The data I will present comes from the generous people of TickPick. TickPick is an innovative ticket marketplace dedicated to saving fans money on tickets to their favorite events. TickPick is different because in contrast to other secondary markets, the buyer (that's us) has some negotiating power. Anyway, as a disclaimer, I am receiving no compensation. There have been no deals made. TickPick hasn't asked me to do anything in return for the data. TickPick just contacted me and asked if I was interested in seeing their ticket price data, which I definitely was. Like I said, these data can be both interesting on its own and illustrative for future playoff ticket buying experiences, because the Royals are about to go 15 of the next 20 seasons with playoffs.
The ticket price data start on 9/25. For reference, the Royals clinched their playoff spot on 9/26, and the Royals and Athletics kicked off the postseason on 9/30 with that Wild Card game. The ALDS games took place on 10/2, 10/3, and 10/5. 10/5 was the Royals home game. When you see a single price on a day, that price reflects the average price of all home games remaining in the series. So, for example, the average price of $263 on 9/25 for ALDS tickets is for both games 3 and 4. Here are the ALDS ticket price data.
There was a small increase the day after the Royals clinched, but on 9/29 and 9/30, ticket prices flew up for the ALDS. The Royals had not yet won the Wild Card game, so perhaps the lull in games played tricks on people's minds. People had too much time to think. Or, people who missed out on Wild Card tickets were snatching up ALDS tickets, both hoping the Royals to win and fearing missing out. Perhaps the pent up demand was really that high. After the Royals won the Wild Card game, ticket prices fell back down and remained somewhat stable. There was a decrease the day of the game as ticket sellers looked to unload tickets so as not to lose money on them.

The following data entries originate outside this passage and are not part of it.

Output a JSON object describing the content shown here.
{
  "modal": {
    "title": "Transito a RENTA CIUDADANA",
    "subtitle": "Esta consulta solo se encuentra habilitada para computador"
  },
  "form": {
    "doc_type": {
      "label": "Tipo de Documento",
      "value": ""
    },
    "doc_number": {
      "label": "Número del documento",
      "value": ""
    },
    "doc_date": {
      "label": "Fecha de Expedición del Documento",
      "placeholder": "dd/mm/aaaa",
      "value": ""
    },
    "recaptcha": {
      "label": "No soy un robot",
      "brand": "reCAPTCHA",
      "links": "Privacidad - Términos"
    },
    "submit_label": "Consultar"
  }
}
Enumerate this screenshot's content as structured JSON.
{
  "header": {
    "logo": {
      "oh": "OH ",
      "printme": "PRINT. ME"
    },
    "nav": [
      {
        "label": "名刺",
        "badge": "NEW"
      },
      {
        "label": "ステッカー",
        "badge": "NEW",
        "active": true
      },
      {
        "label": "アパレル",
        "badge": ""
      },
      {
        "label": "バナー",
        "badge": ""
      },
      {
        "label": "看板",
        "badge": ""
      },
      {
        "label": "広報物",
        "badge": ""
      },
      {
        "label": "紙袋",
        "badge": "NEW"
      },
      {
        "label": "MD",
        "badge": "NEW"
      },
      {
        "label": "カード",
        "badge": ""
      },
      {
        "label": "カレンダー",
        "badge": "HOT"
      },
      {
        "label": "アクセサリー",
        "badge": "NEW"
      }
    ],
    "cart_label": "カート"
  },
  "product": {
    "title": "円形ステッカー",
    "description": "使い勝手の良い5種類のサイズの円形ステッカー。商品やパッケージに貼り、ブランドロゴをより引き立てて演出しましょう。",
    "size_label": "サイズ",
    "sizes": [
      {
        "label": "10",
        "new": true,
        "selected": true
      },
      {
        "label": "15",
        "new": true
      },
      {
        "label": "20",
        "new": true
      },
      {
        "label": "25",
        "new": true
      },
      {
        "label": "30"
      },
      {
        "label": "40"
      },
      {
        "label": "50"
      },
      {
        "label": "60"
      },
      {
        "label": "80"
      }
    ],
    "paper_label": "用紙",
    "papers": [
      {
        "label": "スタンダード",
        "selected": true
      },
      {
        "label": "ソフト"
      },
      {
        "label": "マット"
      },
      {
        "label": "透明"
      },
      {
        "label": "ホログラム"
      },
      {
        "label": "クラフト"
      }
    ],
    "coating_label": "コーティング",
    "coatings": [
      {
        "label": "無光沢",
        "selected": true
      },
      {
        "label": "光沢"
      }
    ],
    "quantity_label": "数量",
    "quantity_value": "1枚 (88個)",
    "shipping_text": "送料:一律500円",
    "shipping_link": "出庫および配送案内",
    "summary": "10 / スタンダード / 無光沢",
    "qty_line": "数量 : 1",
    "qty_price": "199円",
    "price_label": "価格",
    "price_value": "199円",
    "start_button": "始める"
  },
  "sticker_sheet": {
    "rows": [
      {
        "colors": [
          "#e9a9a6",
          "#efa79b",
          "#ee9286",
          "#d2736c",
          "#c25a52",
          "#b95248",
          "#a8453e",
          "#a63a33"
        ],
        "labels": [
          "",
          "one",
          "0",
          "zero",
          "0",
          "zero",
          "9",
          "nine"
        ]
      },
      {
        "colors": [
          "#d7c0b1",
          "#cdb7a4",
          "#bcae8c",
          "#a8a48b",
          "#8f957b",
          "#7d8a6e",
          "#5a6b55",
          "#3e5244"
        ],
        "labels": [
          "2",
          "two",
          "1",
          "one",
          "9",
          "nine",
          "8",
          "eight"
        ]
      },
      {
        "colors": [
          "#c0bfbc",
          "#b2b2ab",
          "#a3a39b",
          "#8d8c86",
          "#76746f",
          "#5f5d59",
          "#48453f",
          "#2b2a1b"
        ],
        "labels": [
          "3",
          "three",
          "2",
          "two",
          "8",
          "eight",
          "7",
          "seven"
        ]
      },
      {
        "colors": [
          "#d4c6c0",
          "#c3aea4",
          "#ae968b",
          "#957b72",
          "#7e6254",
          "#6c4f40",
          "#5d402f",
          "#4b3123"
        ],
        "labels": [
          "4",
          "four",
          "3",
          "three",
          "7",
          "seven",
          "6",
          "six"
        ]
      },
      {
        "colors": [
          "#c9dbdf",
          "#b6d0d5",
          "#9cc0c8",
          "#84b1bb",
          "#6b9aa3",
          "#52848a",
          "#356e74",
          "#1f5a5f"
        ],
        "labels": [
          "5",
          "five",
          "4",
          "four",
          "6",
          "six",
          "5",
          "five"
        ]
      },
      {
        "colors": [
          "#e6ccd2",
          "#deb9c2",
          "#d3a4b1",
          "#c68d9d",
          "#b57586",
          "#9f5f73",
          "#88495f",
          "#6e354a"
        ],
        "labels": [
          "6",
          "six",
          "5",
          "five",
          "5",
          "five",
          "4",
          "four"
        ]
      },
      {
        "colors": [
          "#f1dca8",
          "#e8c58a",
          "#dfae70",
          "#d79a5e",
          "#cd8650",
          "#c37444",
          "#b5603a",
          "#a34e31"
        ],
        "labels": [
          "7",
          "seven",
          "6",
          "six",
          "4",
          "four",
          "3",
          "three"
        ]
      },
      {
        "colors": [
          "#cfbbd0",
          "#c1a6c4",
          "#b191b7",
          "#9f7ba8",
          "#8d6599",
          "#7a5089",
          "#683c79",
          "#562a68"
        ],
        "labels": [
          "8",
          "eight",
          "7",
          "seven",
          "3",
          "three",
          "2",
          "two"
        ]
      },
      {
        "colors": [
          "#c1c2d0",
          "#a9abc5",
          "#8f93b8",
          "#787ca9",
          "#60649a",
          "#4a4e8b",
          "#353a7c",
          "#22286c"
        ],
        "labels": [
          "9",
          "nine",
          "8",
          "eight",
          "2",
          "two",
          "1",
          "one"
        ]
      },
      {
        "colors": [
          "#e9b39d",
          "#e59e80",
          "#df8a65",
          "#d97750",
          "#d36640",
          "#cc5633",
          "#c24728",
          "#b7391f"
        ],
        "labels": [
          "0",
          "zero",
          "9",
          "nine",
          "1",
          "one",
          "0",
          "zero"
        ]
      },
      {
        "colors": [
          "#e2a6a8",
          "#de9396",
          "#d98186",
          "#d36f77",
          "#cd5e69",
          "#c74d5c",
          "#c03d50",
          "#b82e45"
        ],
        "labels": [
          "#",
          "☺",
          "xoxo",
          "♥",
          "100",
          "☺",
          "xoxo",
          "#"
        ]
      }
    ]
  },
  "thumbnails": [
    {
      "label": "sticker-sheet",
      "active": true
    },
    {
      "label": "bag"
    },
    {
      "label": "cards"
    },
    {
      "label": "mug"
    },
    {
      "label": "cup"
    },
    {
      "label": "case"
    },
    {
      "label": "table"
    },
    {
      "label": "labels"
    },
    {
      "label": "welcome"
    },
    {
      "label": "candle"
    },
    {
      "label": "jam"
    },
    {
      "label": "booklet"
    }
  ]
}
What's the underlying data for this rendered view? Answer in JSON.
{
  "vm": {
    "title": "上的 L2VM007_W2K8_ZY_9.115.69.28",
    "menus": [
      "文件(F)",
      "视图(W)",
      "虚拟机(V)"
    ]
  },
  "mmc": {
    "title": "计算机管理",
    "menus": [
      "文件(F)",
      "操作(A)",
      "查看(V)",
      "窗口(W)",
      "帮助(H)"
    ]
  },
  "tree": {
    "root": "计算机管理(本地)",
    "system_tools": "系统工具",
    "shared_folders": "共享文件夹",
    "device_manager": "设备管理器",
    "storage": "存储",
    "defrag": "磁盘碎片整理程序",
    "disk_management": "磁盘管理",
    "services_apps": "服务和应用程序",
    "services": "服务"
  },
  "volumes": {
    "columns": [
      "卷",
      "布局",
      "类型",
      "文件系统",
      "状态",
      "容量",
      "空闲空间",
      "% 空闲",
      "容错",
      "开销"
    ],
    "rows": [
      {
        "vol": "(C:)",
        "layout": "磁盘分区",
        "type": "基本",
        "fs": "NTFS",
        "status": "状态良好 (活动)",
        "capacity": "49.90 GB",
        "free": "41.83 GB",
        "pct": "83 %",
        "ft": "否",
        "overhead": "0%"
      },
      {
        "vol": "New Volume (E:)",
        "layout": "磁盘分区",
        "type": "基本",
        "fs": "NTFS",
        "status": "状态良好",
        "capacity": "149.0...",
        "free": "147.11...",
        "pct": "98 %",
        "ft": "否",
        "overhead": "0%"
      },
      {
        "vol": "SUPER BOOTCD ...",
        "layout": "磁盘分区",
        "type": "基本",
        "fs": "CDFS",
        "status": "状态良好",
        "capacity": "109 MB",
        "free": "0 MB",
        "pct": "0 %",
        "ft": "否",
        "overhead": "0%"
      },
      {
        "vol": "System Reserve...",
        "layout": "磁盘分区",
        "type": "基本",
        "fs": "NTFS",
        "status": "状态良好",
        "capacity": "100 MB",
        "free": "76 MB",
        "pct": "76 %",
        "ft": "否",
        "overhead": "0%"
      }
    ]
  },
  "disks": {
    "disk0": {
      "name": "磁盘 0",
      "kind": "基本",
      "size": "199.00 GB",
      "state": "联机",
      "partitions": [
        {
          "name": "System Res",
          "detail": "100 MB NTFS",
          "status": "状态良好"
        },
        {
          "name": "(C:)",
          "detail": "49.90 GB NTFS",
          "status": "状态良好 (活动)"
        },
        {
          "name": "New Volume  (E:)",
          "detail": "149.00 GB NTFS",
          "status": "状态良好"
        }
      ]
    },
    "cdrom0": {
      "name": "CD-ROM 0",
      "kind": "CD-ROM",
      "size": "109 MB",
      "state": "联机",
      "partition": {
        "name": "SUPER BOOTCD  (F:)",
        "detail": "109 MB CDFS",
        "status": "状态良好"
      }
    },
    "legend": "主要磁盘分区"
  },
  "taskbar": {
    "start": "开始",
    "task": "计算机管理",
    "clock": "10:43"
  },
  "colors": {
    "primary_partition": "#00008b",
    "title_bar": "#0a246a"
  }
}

Angels fans hardly cared.
Here is the ALCS data.
There was another big leap on 9/29, which was a Monday. Prices peaked on 10/5, the day the Royals clinched their trip to the ALCS. In the time between the ALDS and the ALCS, ticket prices fell dramatically. The games took place on 10/10, 10/11, 10/13 (postponed), 10/14, and 10/15. Ticket prices continued to drop throughout the series. The big jump in Orioles' ticket prices was on 10/2, which was the first day of the ALDS for them. They rocked Detroit 12-3.
Here is the World Series data.
The World Series games took place from 10/21-10/29. Prices peaked for the Royals on 10/7, which was between the ALDS and ALCS. People probably had thoughts of, "It's happening?!!" mulling around in their heads. Prices dropped through the ALCS as people bought tickets for those instead of the World Series. After the Royals won the ALCS, ticket prices increased for a day. Prices then dropped after 10/16 until they hit bottom on 10/19, which was a Sunday (and the day I bought tickets!). In the days leading up to the World Series, prices rose again and didn't fall until after the Royals lost. Ticket prices fell for Game 7 compared to Game 6. Maybe people were out of money.
Here are the Royals ticket prices for the 3 series.
Even the lowest average ticket price for the World Series never fell below an average price for the ALDS or ALCS.
For funsies, here are the ticket prices for all the other series.